Last Thursday when I went downtown, I was at first a little confused. By the Alameda Park there was a Mexicráneo, one of those large fiberglass skulls that are hand painted by artists and which are displayed each year for the Day of the Dead. What was it doing here in April, and why was it decorated with live flowers?
My question was answered when I arrived at nearby Madero Street, the pedestrian street in the heart of the Historic Center. An archway of colorful (fake) flowers announced the Second Festival of Flowers of the Historic Center. That day was the opening day, and it was going to run through the weekend.

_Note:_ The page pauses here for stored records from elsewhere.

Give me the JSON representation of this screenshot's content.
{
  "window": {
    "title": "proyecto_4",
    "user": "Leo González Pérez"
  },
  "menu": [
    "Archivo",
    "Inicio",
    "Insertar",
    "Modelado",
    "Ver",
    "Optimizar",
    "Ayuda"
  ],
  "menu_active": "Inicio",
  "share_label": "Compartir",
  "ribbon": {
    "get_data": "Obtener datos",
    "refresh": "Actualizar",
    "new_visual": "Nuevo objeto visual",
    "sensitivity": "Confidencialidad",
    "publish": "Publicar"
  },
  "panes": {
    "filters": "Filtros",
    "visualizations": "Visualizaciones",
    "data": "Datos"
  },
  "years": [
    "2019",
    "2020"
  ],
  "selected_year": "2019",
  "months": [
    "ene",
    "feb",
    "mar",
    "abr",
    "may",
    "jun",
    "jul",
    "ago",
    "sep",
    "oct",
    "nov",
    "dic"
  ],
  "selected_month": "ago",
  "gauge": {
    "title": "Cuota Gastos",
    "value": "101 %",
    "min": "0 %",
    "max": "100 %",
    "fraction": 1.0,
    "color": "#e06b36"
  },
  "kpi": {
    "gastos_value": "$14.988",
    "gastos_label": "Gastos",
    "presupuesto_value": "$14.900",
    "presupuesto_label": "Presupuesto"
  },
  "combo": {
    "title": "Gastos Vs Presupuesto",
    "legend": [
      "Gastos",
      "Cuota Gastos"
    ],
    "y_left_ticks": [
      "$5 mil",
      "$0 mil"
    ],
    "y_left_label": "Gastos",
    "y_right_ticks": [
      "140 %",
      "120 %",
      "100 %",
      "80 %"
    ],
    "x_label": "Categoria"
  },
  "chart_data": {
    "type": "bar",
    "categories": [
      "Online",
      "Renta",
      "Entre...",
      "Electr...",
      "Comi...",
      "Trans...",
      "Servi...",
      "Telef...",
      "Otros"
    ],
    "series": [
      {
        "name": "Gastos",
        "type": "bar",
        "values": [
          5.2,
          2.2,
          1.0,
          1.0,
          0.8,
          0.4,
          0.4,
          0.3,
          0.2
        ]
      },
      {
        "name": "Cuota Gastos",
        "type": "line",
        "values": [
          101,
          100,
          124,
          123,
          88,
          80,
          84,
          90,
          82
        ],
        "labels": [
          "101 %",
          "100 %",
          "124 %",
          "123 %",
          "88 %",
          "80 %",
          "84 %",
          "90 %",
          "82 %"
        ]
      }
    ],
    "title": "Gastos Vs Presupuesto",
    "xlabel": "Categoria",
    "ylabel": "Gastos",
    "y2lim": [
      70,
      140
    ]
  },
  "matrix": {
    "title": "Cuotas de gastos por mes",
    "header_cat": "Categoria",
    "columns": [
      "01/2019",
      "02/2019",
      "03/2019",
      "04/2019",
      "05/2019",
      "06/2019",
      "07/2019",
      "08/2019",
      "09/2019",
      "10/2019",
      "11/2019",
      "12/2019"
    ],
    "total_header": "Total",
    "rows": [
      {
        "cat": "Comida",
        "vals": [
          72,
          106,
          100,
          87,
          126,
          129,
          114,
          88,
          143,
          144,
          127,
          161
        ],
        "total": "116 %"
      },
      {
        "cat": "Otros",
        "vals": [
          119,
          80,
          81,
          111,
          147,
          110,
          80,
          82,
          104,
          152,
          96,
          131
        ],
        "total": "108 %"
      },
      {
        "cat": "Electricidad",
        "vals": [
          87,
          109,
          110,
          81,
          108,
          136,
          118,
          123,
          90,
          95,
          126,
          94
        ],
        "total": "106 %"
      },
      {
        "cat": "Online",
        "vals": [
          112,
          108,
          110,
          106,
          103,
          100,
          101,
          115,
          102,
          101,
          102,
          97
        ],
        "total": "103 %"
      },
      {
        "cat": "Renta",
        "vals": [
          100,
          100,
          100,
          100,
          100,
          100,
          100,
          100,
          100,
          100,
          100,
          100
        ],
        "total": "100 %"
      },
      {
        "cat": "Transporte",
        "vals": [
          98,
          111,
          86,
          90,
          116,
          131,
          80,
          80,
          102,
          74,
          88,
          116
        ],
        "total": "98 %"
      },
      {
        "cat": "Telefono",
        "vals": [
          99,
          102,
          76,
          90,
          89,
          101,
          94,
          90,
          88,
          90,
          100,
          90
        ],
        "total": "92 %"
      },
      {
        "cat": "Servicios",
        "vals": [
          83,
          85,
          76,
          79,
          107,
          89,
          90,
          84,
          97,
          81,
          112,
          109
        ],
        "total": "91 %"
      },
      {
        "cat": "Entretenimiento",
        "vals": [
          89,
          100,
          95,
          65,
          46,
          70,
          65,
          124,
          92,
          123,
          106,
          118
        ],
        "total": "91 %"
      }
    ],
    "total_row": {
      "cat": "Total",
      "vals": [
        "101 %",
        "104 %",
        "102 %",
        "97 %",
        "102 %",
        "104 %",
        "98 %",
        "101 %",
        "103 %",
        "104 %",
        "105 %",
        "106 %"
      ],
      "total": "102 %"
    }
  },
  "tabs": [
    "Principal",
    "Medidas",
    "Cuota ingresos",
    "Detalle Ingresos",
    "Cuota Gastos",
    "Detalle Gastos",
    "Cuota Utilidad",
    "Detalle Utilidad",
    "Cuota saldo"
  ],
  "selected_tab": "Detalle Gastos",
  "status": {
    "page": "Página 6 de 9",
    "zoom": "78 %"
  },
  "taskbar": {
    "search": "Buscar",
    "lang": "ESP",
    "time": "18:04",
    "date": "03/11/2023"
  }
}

A number of businesses had decorated the entrances or facades of their stores with flowers, live or artificial. However, the floral displays were few and far between, and I had to walk up and down the streets of the Historic Center to find them. It was not nearly as impressive as the Festival of Flowers which I saw last October in the swank neighborhood of Polanco. There, nearly every store along Avenida Masaryk, the “Rodeo Drive of Mexico City”, was impressively decorated with flowers.
The majority of the displays for this downtown festival were along Madero Street.
The House of Tiles, the former colonial mansion that is now the flagship store / restaurant of the Sanborns chain decked the upper balconies with flowers.
At the corner of Madero and Gante, another pedestrian street, a cafe had a fairly impressive display.
Estudio Madero, a photography studio, had a picture of flowers, sitting on an easel.
A floral archway at a branch of Bisquets de Obregón, a restaurant chain.
If the festival gave awards, I think that first place would have to go to Pasaje Pimental, a shopping arcade in a former colonial palace.
Cuidado Con El Perro (Beware of the Dog), a chain of clothing stores, had some artificial flowers around its sign.
There was a flower display at the entrance to Trender, another clothing chain.
One of the many opticians along Madero Street was decorated and had a flowery pair of spectacles hanging at the entrance.
I found a few more places on Avenida 5 de Mayo, one block to the north. El Caifán, a chain of taco joints, was decorated.
Next door, Districto Urbano, a restaurant / beer bar, was decorated.
Across the street, Mercaderes, an upscale restaurant, had flowery ladybugs crawling up the facade and along the balcony.
Behind the Cathedral, there was a store that sells religious goods, that got into the spirit of the festival.
There were probably some other displays that I missed, but that was all I saw. After walking up and down four of the major streets in the Historic Center, I was tired and ready to head back to the apartment.